Furthermore, I believe that a merger has the capacity to undermine the student representation at the University. It follows logically that when the two Universities merge, so too will their student representative bodies. Unfortunately, if such an arrangement occurs, the new body will be proportionately smaller than its combined predecessors and will probably be weaker as the University will exploit the opportunity of the merger to rewrite the new body’s constitution and diminish its powers.

The University of Adelaide has a proud heritage. We are the oldest University in the state and the third oldest in the nation, one of only four established before Federation. Our alumni include famous scientists, academics, politicians and more. We have internationally recognised degrees, strong enrolments and a vibrant campus culture. Although the VC assumed that the new University would retain the “Adelaide Brand”, he could not offer a cast iron guarantee, which is what the University needs. As Adelaide Uni is a recognised name, a brand, anything but “Adelaide Uni” will lose the prestige associated with that brand. While Uni SA has contributed much to society, its name pales in comparison to the prestige and recognition of ours. Anything but a guarantee will be an actual economic loss for the University, let alone the nostalgia.

As to what the University can do to ensure that these scenarios do not happen, or to mitigate their effects, the University could make a few guarantees. The University could commit to retaining all staff within the first 10 years of a merger, preserve the “Adelaide University” name, fix costs of degrees to pre-merger rates, enforce standardised quality throughout all degrees, promise to keep a minimum financial lifeline to the new student union, as well as pledge to preserve a genuinely empowered student representative body.

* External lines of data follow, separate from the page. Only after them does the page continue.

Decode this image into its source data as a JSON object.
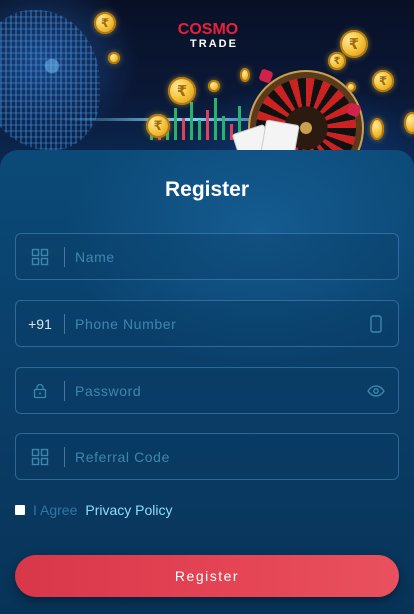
{
  "brand": {
    "logo_line1": "COSMO",
    "logo_line2": "TRADE",
    "coin_symbol": "₹"
  },
  "form": {
    "title": "Register",
    "name_placeholder": "Name",
    "phone_prefix": "+91",
    "phone_placeholder": "Phone Number",
    "password_placeholder": "Password",
    "referral_placeholder": "Referral Code",
    "agree_text": "I Agree",
    "privacy_link": "Privacy Policy",
    "submit_label": "Register"
  },
  "icons": {
    "name": "grid-icon",
    "phone": "mobile-phone-icon",
    "password": "lock-icon",
    "show_password": "eye-icon",
    "referral": "grid-icon"
  },
  "colors": {
    "accent_red": "#e54555",
    "link": "#8fdcff",
    "panel": "#0a3f6a"
  }
}
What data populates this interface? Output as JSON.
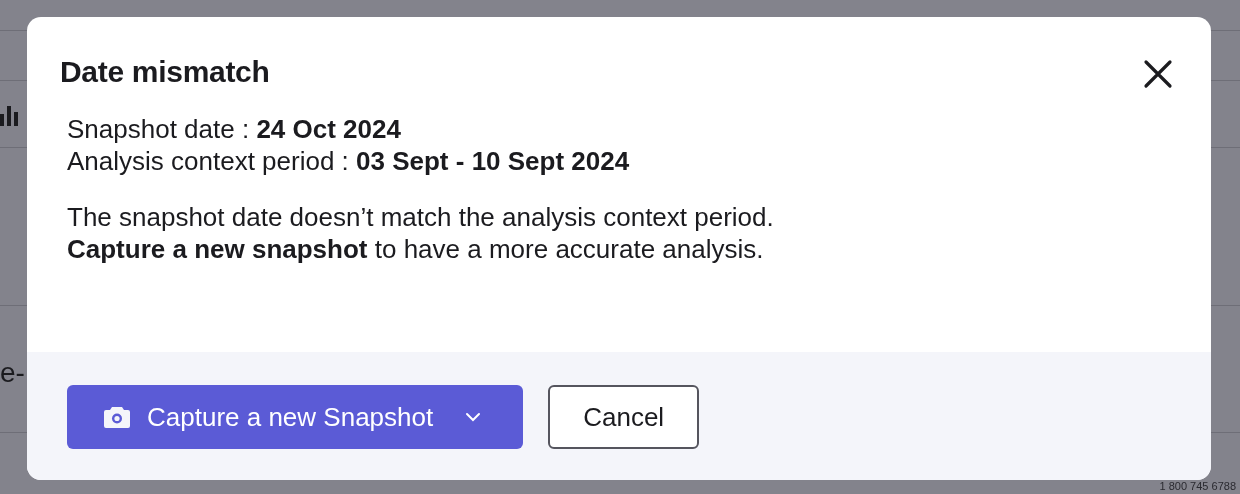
{
  "background": {
    "fragment": "e-",
    "phone": "1 800 745 6788"
  },
  "dialog": {
    "title": "Date mismatch",
    "details": [
      {
        "label": "Snapshot date : ",
        "value": "24 Oct 2024"
      },
      {
        "label": "Analysis context period : ",
        "value": "03 Sept - 10 Sept 2024"
      }
    ],
    "message": [
      "The snapshot date doesn’t match the analysis context period.",
      "**Capture a new snapshot** to have a more accurate analysis."
    ],
    "primary_button": "Capture a new Snapshot",
    "cancel_button": "Cancel"
  }
}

While the University retains the right to refuse all suggestions, whether they be from On Dit articles, directly from students or from public submissions, I sincerely hope that they at least consider them. A merger is a huge leap of faith, both for the institution and its students. A merger is not in itself destructive, but it can have destructive effects. With these guarantees, it would be much easier for the University to win over public opinion, as students would at least have an indication as to how a merger will affect them. After all, the merger is not a forgone conclusion. As the Chancellor himself puts it: “Today’s announcement is the start of a conversation and an exploration, not a destination.” Let us hope that we can at least choose a few of the terms and conditions before we take a great leap into the unknown.

Written by

Adelaide University student magazine since 1932. Edited by Nicholas Birchall, Felix Eldridge, Taylor Fernandez and Larisa Forgac. Email us at

Get the Medium app

A button that says 'Download on the App Store', and if clicked it will lead you to the iOS App store
A button that says 'Get it on, Google Play', and if clicked it will lead you to the Google Play store